Healthcare merger and acquisition activity reached a record high last year, despite a dramatic slowdown in the fourth quarter, according to a new report from Irving Levin Associates, New Canaan, Conn.
Healthcare companies recorded 1,183 transactions during 1997, according to Levin. That translates to a 19% increase over the 997 deals announced in 1996 and a whopping 87% jump from the 633 deals of 1995.
"It's been sort of spectacular," said Sanford Steever, editor of Levin's Health Care M&A Monthly.
Although 1997 produced a blockbuster total, fourth-quarter activity actually dropped.
The last three months of 1997 witnessed the announcement of 236 deals, a 23% decline from the 306 deals that were announced in the third quarter. The drop from the fourth quarter of 1996 is less dramatic, however, at 7%.
Steever said he doesn't expect the level of yearly activity to continue to grow by leaps and bounds.
Instead, he expects companies to take time off to integrate the new pieces they've acquired.
"There may be just so much that the market can absorb," Steever said.
For both the fourth quarter and the year, physician medical groups accounted for the lion's share of the business activity (See chart).

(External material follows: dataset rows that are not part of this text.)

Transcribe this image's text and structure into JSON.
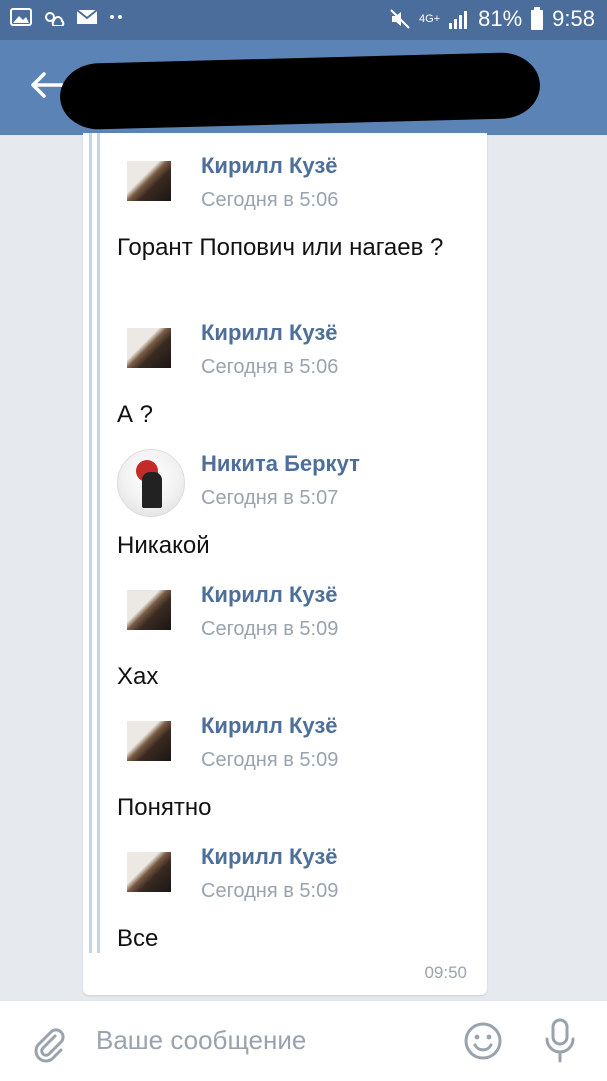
{
  "status_bar": {
    "network": "4G+",
    "battery": "81%",
    "time": "9:58",
    "icons_left": [
      "image-icon",
      "weather-icon",
      "mail-icon",
      "dots-icon"
    ]
  },
  "header": {
    "back_icon": "arrow-left-icon"
  },
  "messages": [
    {
      "author": "Кирилл Кузё",
      "time": "Сегодня в 5:06",
      "text": "Горант Попович или нагаев ?"
    },
    {
      "author": "Кирилл Кузё",
      "time": "Сегодня в 5:06",
      "text": "А ?"
    },
    {
      "author": "Никита Беркут",
      "time": "Сегодня в 5:07",
      "text": "Никакой"
    },
    {
      "author": "Кирилл Кузё",
      "time": "Сегодня в 5:09",
      "text": "Хах"
    },
    {
      "author": "Кирилл Кузё",
      "time": "Сегодня в 5:09",
      "text": "Понятно"
    },
    {
      "author": "Кирилл Кузё",
      "time": "Сегодня в 5:09",
      "text": "Все"
    }
  ],
  "card_time": "09:50",
  "composer": {
    "placeholder": "Ваше сообщение",
    "attach_icon": "paperclip-icon",
    "emoji_icon": "smile-icon",
    "mic_icon": "microphone-icon"
  },
  "colors": {
    "header": "#5b83b6",
    "status_bar": "#4a6d9b",
    "author_name": "#4d6f99",
    "background": "#e6e9ee"
  }
}
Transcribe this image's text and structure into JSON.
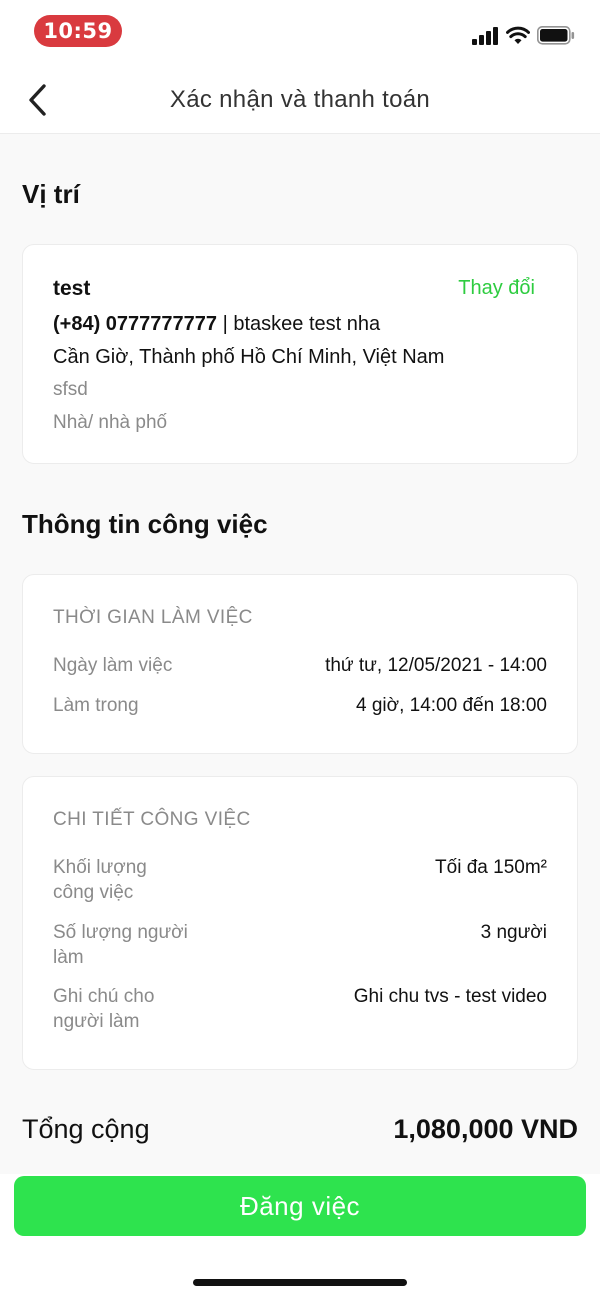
{
  "status_bar": {
    "time": "10:59",
    "time_pill_color": "#d93a3f",
    "icons": [
      "signal-icon",
      "wifi-icon",
      "battery-icon"
    ]
  },
  "header": {
    "title": "Xác nhận và thanh toán",
    "back_icon": "chevron-left-icon"
  },
  "location": {
    "section_title": "Vị trí",
    "name": "test",
    "change_label": "Thay đổi",
    "phone": "(+84) 0777777777",
    "separator": " | ",
    "contact_note": "btaskee test nha",
    "address": "Cần Giờ, Thành phố Hồ Chí Minh, Việt Nam",
    "detail": "sfsd",
    "home_type": "Nhà/ nhà phố"
  },
  "job_info": {
    "section_title": "Thông tin công việc",
    "work_time": {
      "heading": "THỜI GIAN LÀM VIỆC",
      "rows": [
        {
          "label": "Ngày làm việc",
          "value": "thứ tư, 12/05/2021 - 14:00"
        },
        {
          "label": "Làm trong",
          "value": "4 giờ, 14:00 đến 18:00"
        }
      ]
    },
    "job_detail": {
      "heading": "CHI TIẾT CÔNG VIỆC",
      "rows": [
        {
          "label_line1": "Khối lượng",
          "label_line2": "công việc",
          "value": "Tối đa 150m²"
        },
        {
          "label_line1": "Số lượng người",
          "label_line2": "làm",
          "value": "3 người"
        },
        {
          "label_line1": "Ghi chú cho",
          "label_line2": "người làm",
          "value": "Ghi chu tvs - test video"
        }
      ]
    }
  },
  "total": {
    "label": "Tổng cộng",
    "value": "1,080,000 VND"
  },
  "action": {
    "post_label": "Đăng việc",
    "accent_color": "#2ee34e",
    "link_color": "#2ecc40"
  }
}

Levin recorded 278 deals involving physician groups in 1997, up from 218 in 1996 and 126 in 1995.
A total of 181 deals involved hospital mergers or acquisitions last year, up from 169 in 1996 and 133 in 1995, Levin reported.
Meanwhile, HMO transactions declined to 56 in 1997 from 62 in 1996. In 1995 only 28 deals involved HMOs, Levin said.